Belfast Telegraph

Why this feelgood movement on the internet really is site for sore eyes

By Robert McNeill

It's not all nasty on the internet. On sites like eBay, I'm constantly surprised and delighted by the politeness, praise and all-round feelgood factor that's often to the fore.

But the general vibe on the worldwide web is often rather nasty. Anonymity is the begetter of this bile, aided and abetted by an unlimited democracy where the dim may speak freely and without prior thought. It's like a giant extension of journalism really.

Outwith North Korea and China, there's little desire to control the internet, nor has anyone found a way to regulate human nature let loose by computer. But there are signs that the thing might sort itself out, if a new culture of etiquette and censure could take hold.

America will lead the way here, as it's the most powerful and polite country on Earth. Already, an outbreak of "cyber-graciousness" is sweeping the controversial country, though it all started with its nice neighbour, Canada, to the north.

Young persons, a sector of society normally shunned by decent citizens, are behind the new phenomenon. At Queen's University in Ontario, four members of the species set up web pages where users could give friends a boost - anonymously.

It was branded "reverse trolling" and quickly spread to Facebook sites and the like. Commentators have branded it "a breath of fresh air", and the world has stood agog as pleasantries and morale-boosting messages abound.

Here are some examples. "Rebecca F***** is truly one of the most incredible people I have ever known, and I am supremely blessed to be able to call her my friend." Incidentally, the f-word with asterisks is just her surname, which I've chosen to keep anonymous. It's not abbreviated vulgarity.

"Sam F***** is simply wonderful. Down to earth and kind." How lovely is that? It would be even better if it weren't restricted to people with effing surnames, right enough.

Here's one with an H: "Brody H******** is such a gem. She's always there as a shoulder to cry on and she never fails to make you feel ten times better." Aw, bless. Of course, this sort of thing could get mawkish - particularly in yonder States, where hearts are worn on sleeves - and there are signs that the compliments are getting competitive.

The human race is expert at turning anything it does to kack. But still, often enough, if we become aware of this tendency, we can keep the kack on track.

Will this sort of thing take the train to Palookaville, otherwise known as Britainshire? In other words, could it catch on here? Well, if you've breath about your person, I wouldn't bother holding it. Boorish behaviour seems the norm here, as well as degrees of political ignorance that are truly frightening.

Even the Nazis often get green arrows of approval, at least on the Daily Mail's website, which I suppose should be no surprise.

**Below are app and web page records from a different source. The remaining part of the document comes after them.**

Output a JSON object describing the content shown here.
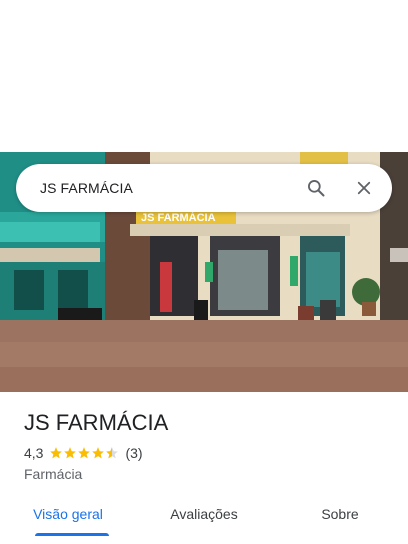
{
  "search": {
    "query": "JS FARMÁCIA"
  },
  "photo": {
    "sign_text": "JS FARMÁCIA"
  },
  "place": {
    "name": "JS FARMÁCIA",
    "rating": "4,3",
    "rating_value": 4.3,
    "review_count": "(3)",
    "category": "Farmácia"
  },
  "tabs": [
    {
      "label": "Visão geral",
      "active": true
    },
    {
      "label": "Avaliações",
      "active": false
    },
    {
      "label": "Sobre",
      "active": false
    }
  ],
  "colors": {
    "accent": "#1a73e8",
    "star": "#fbbc04"
  }
}
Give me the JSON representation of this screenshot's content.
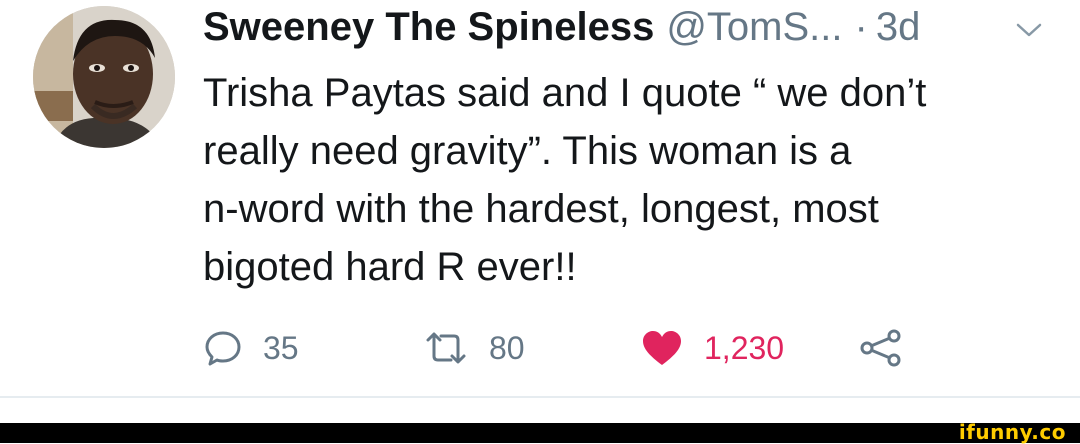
{
  "tweet": {
    "display_name": "Sweeney The Spineless",
    "handle": "@TomS...",
    "separator": "·",
    "time": "3d",
    "text": "Trisha Paytas said and I quote “ we don’t\nreally need gravity”. This woman is a\nn-word with the hardest, longest, most\nbigoted hard R ever!!"
  },
  "actions": {
    "replies": "35",
    "retweets": "80",
    "likes": "1,230"
  },
  "icons": {
    "menu": "chevron-down-icon",
    "reply": "speech-bubble-icon",
    "retweet": "retweet-icon",
    "like": "heart-icon",
    "share": "share-icon"
  },
  "colors": {
    "text": "#14171a",
    "muted": "#657786",
    "like": "#e0245e",
    "watermark": "#ffcc00"
  },
  "watermark": "ifunny.co"
}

Some posted views, particularly from expats, who seem especially unhinged, are appalling and almost beyond belief. It's been a revelation to read what many ordinary people feel. We see the psychopath beneath the suburban exterior. It's Dr Jekyll and Mr Hidden Identity. But there must be a strand of common decency out there somewhere, at least beyond eBay. I call upon uncorrupted young people everywhere to dig it out and put it on display.


From Belfast Telegraph